Work to be completed:
Say nothing but the number of lines below in which the string "valid" appears.

Provided data:
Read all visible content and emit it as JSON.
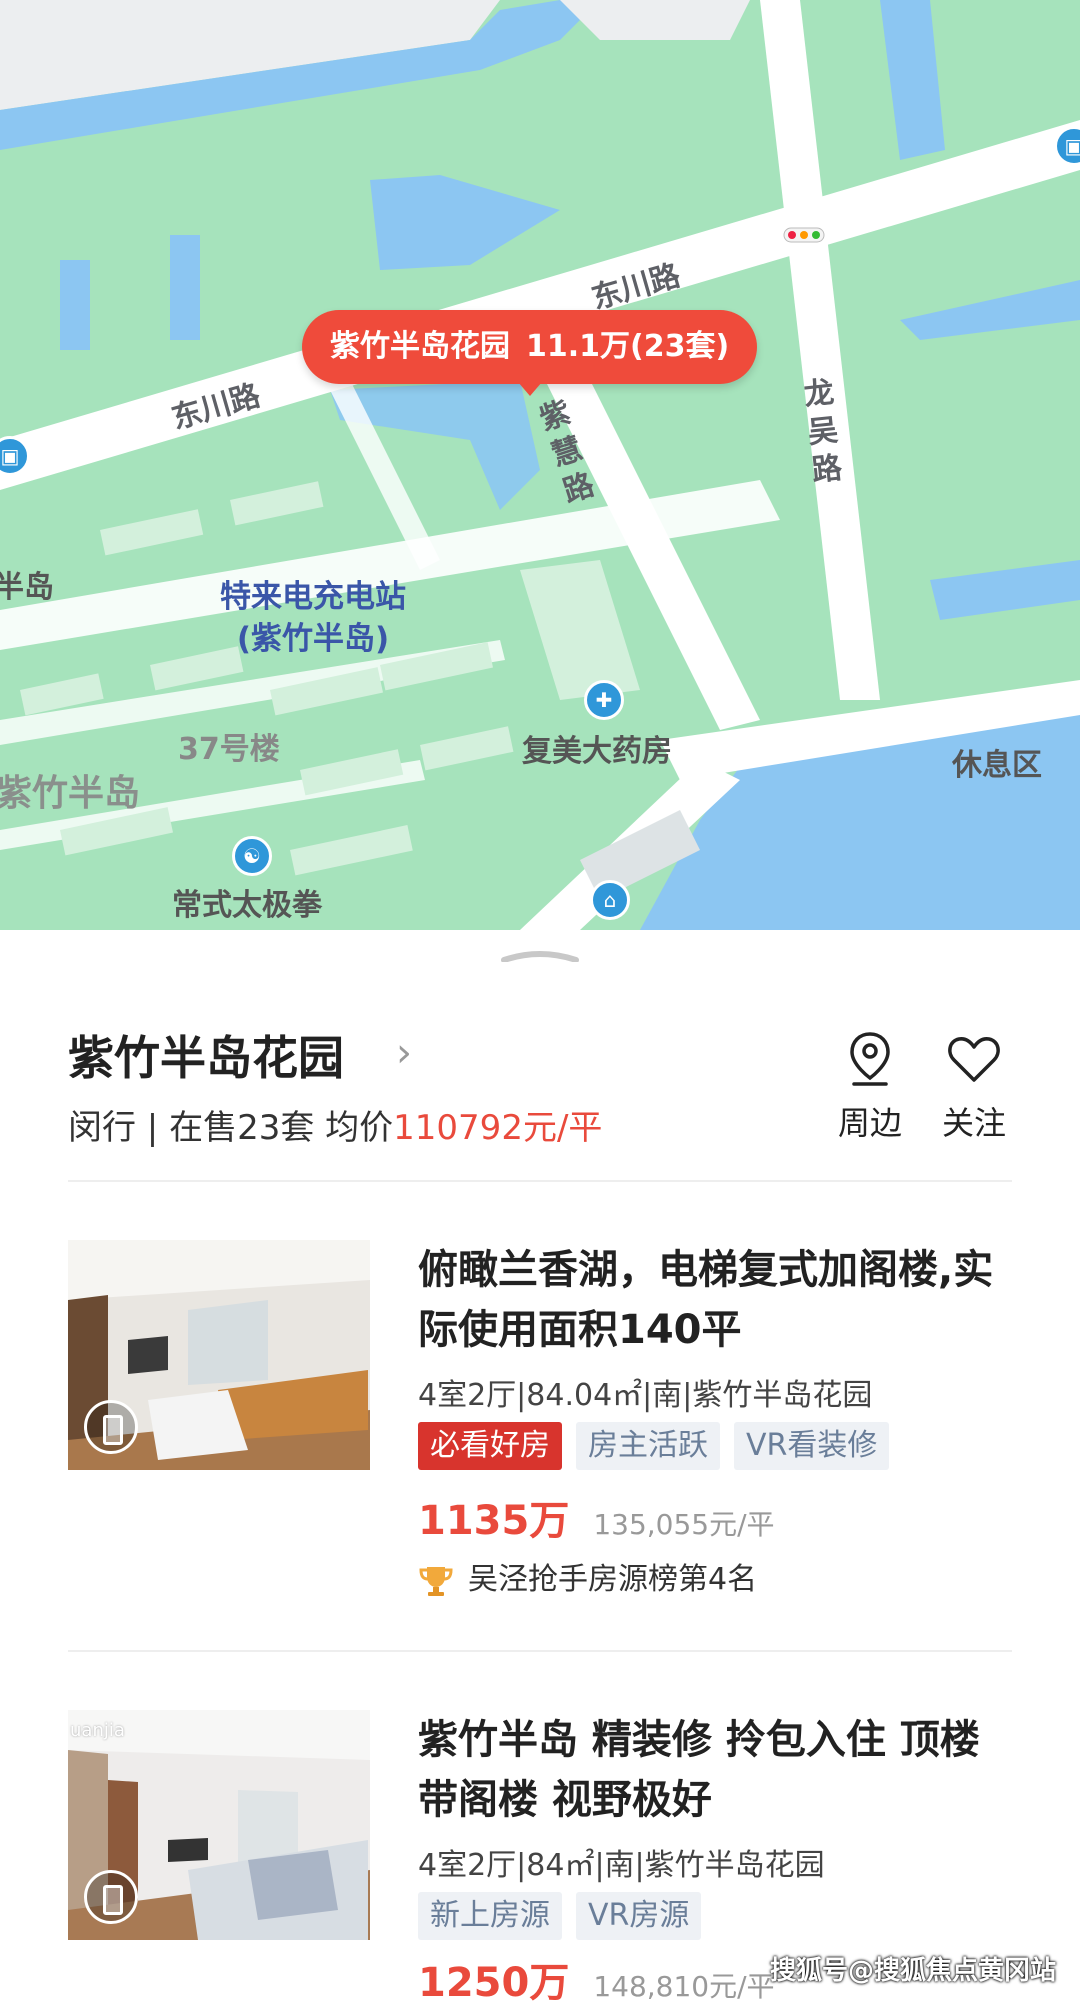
{
  "map": {
    "bubble": {
      "name": "紫竹半岛花园",
      "summary": "11.1万(23套)"
    },
    "road_labels": [
      "东川路",
      "东川路",
      "紫慧路",
      "龙吴路"
    ],
    "poi_labels": {
      "charger": "特来电充电站\n(紫竹半岛)",
      "pharmacy": "复美大药房",
      "building37": "37号楼",
      "district": "紫竹半岛",
      "taichi": "常式太极拳",
      "rest_area": "休息区",
      "edge_label": "半岛"
    },
    "colors": {
      "land": "#a6e3bc",
      "road": "#ffffff",
      "water": "#8cc6f2",
      "building": "#c7ecd2",
      "bubble": "#ef4b3b"
    }
  },
  "community": {
    "name": "紫竹半岛花园",
    "meta_prefix": "闵行 | 在售23套 均价",
    "avg_price": "110792元/平",
    "actions": {
      "nearby": "周边",
      "follow": "关注"
    }
  },
  "listings": [
    {
      "title": "俯瞰兰香湖，电梯复式加阁楼,实际使用面积140平",
      "spec": "4室2厅|84.04㎡|南|紫竹半岛花园",
      "tags": [
        {
          "label": "必看好房",
          "style": "hot"
        },
        {
          "label": "房主活跃",
          "style": "normal"
        },
        {
          "label": "VR看装修",
          "style": "normal"
        }
      ],
      "price": "1135万",
      "unit_price": "135,055元/平",
      "rank": "吴泾抢手房源榜第4名"
    },
    {
      "title": "紫竹半岛 精装修 拎包入住 顶楼带阁楼 视野极好",
      "spec": "4室2厅|84㎡|南|紫竹半岛花园",
      "tags": [
        {
          "label": "新上房源",
          "style": "normal"
        },
        {
          "label": "VR房源",
          "style": "normal"
        }
      ],
      "price": "1250万",
      "unit_price": "148,810元/平",
      "thumb_watermark": "uanjia"
    }
  ],
  "watermark": "搜狐号@搜狐焦点黄冈站",
  "icons": [
    "location-pin-icon",
    "heart-icon",
    "chevron-right-icon",
    "trophy-icon",
    "vr-icon",
    "bus-stop-icon",
    "pharmacy-icon",
    "taichi-icon",
    "building-icon",
    "traffic-light-icon"
  ]
}
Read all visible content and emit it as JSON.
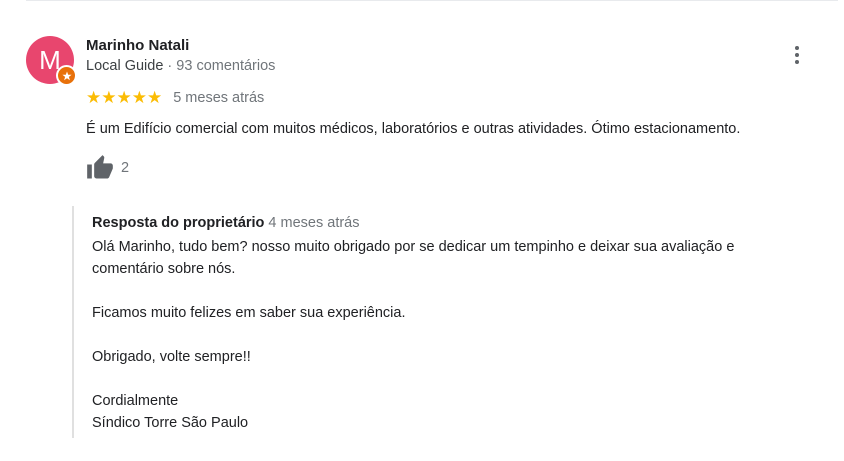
{
  "review": {
    "author_name": "Marinho Natali",
    "avatar_letter": "M",
    "author_badge": "Local Guide",
    "meta_separator": " · ",
    "comment_count": "93 comentários",
    "rating": 5,
    "stars": "★★★★★",
    "time_ago": "5 meses atrás",
    "text": "É um Edifício comercial com muitos médicos, laboratórios e outras atividades. Ótimo estacionamento.",
    "likes": "2"
  },
  "owner_response": {
    "title": "Resposta do proprietário",
    "time_ago": "4 meses atrás",
    "line1": "Olá Marinho, tudo bem? nosso muito obrigado por se dedicar um tempinho e deixar sua avaliação e",
    "line2": "comentário sobre nós.",
    "line3": "Ficamos muito felizes em saber sua experiência.",
    "line4": "Obrigado, volte sempre!!",
    "line5": "Cordialmente",
    "line6": "Síndico Torre São Paulo"
  },
  "colors": {
    "avatar_bg": "#e8466e",
    "badge_bg": "#e8710a",
    "star": "#fbbc04",
    "muted_text": "#70757a",
    "icon": "#5f6368"
  },
  "icons": {
    "more": "more-vert-icon",
    "like": "thumb-up-icon",
    "badge": "local-guide-star-icon"
  }
}
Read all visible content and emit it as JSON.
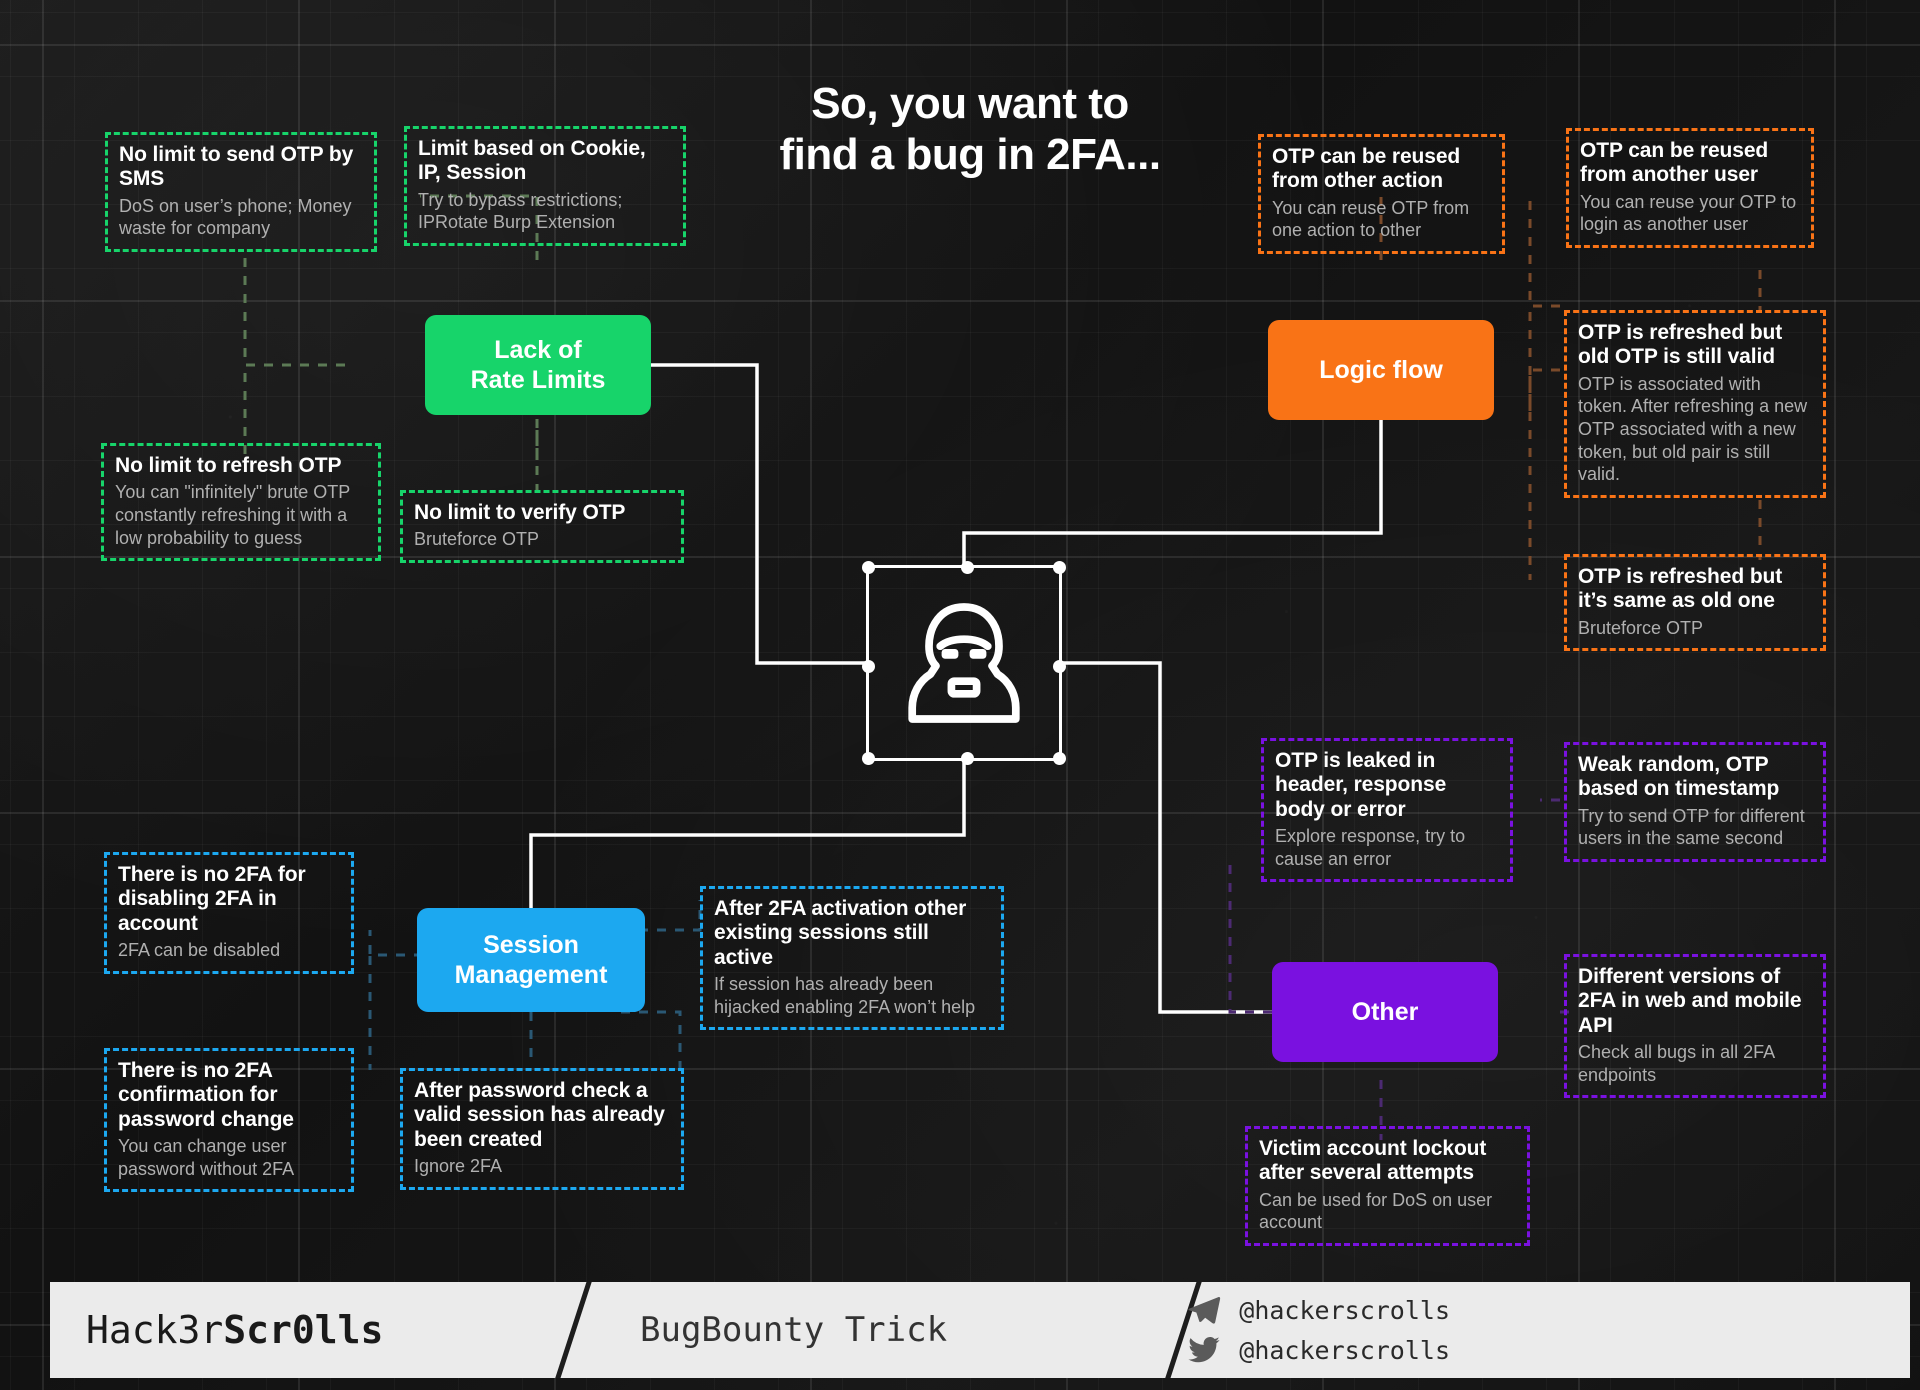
{
  "title": {
    "line1": "So, you want to",
    "line2": "find a bug in 2FA..."
  },
  "colors": {
    "green": "#17d46a",
    "orange": "#f97316",
    "blue": "#1ca8f0",
    "purple": "#7a11e0",
    "background": "#161616",
    "wire": "#ffffff",
    "note_title": "#ffffff",
    "note_desc": "#b0b0b0"
  },
  "hub": {
    "icon": "hacker-hoodie-icon"
  },
  "categories": [
    {
      "id": "lack-of-rate-limits",
      "label": "Lack of\nRate Limits",
      "color": "#17d46a"
    },
    {
      "id": "logic-flow",
      "label": "Logic flow",
      "color": "#f97316"
    },
    {
      "id": "session-management",
      "label": "Session\nManagement",
      "color": "#1ca8f0"
    },
    {
      "id": "other",
      "label": "Other",
      "color": "#7a11e0"
    }
  ],
  "notes": [
    {
      "id": "no-limit-send-otp-sms",
      "category": "lack-of-rate-limits",
      "color": "#17d46a",
      "title": "No limit to send OTP by SMS",
      "desc": "DoS on user’s phone; Money waste for company"
    },
    {
      "id": "limit-based-on-cookie-ip-session",
      "category": "lack-of-rate-limits",
      "color": "#17d46a",
      "title": "Limit based on Cookie, IP, Session",
      "desc": "Try to bypass restrictions; IPRotate Burp Extension"
    },
    {
      "id": "no-limit-refresh-otp",
      "category": "lack-of-rate-limits",
      "color": "#17d46a",
      "title": "No limit to refresh OTP",
      "desc": "You can \"infinitely\" brute OTP constantly refreshing it with a low probability to guess"
    },
    {
      "id": "no-limit-verify-otp",
      "category": "lack-of-rate-limits",
      "color": "#17d46a",
      "title": "No limit to verify OTP",
      "desc": "Bruteforce OTP"
    },
    {
      "id": "otp-reused-other-action",
      "category": "logic-flow",
      "color": "#f97316",
      "title": "OTP can be reused from other action",
      "desc": "You can reuse OTP from one action to other"
    },
    {
      "id": "otp-reused-another-user",
      "category": "logic-flow",
      "color": "#f97316",
      "title": "OTP can be reused from another user",
      "desc": "You can reuse your OTP to login as another user"
    },
    {
      "id": "otp-refreshed-old-still-valid",
      "category": "logic-flow",
      "color": "#f97316",
      "title": "OTP is refreshed but old OTP is still valid",
      "desc": "OTP is associated with token. After refreshing a new OTP associated with a new token, but old pair is still valid."
    },
    {
      "id": "otp-refreshed-same-as-old",
      "category": "logic-flow",
      "color": "#f97316",
      "title": "OTP is refreshed but it’s same as old one",
      "desc": "Bruteforce OTP"
    },
    {
      "id": "no-2fa-for-disabling-2fa",
      "category": "session-management",
      "color": "#1ca8f0",
      "title": "There is no 2FA for disabling 2FA in account",
      "desc": "2FA can be disabled"
    },
    {
      "id": "no-2fa-confirmation-password-change",
      "category": "session-management",
      "color": "#1ca8f0",
      "title": "There is no 2FA confirmation for password change",
      "desc": "You can change user password without 2FA"
    },
    {
      "id": "after-2fa-activation-sessions-active",
      "category": "session-management",
      "color": "#1ca8f0",
      "title": "After 2FA activation other existing sessions still active",
      "desc": "If session has already been hijacked enabling 2FA won’t help"
    },
    {
      "id": "after-password-check-session-created",
      "category": "session-management",
      "color": "#1ca8f0",
      "title": "After password check a valid session has already been created",
      "desc": "Ignore 2FA"
    },
    {
      "id": "otp-leaked-in-header-response",
      "category": "other",
      "color": "#7a11e0",
      "title": "OTP is leaked in header, response body or error",
      "desc": "Explore response, try to cause an error"
    },
    {
      "id": "weak-random-otp-timestamp",
      "category": "other",
      "color": "#7a11e0",
      "title": "Weak random, OTP based on timestamp",
      "desc": "Try to send OTP for different users in the same second"
    },
    {
      "id": "different-versions-2fa-web-mobile",
      "category": "other",
      "color": "#7a11e0",
      "title": "Different versions of 2FA in web and mobile API",
      "desc": "Check all bugs in all 2FA endpoints"
    },
    {
      "id": "victim-account-lockout",
      "category": "other",
      "color": "#7a11e0",
      "title": "Victim account lockout after several attempts",
      "desc": "Can be used for DoS on user account"
    }
  ],
  "footer": {
    "brand_prefix": "Hack3r",
    "brand_suffix": "Scr0lls",
    "tagline": "BugBounty Trick",
    "socials": [
      {
        "icon": "telegram-icon",
        "handle": "@hackerscrolls"
      },
      {
        "icon": "twitter-icon",
        "handle": "@hackerscrolls"
      }
    ]
  }
}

The answer:
4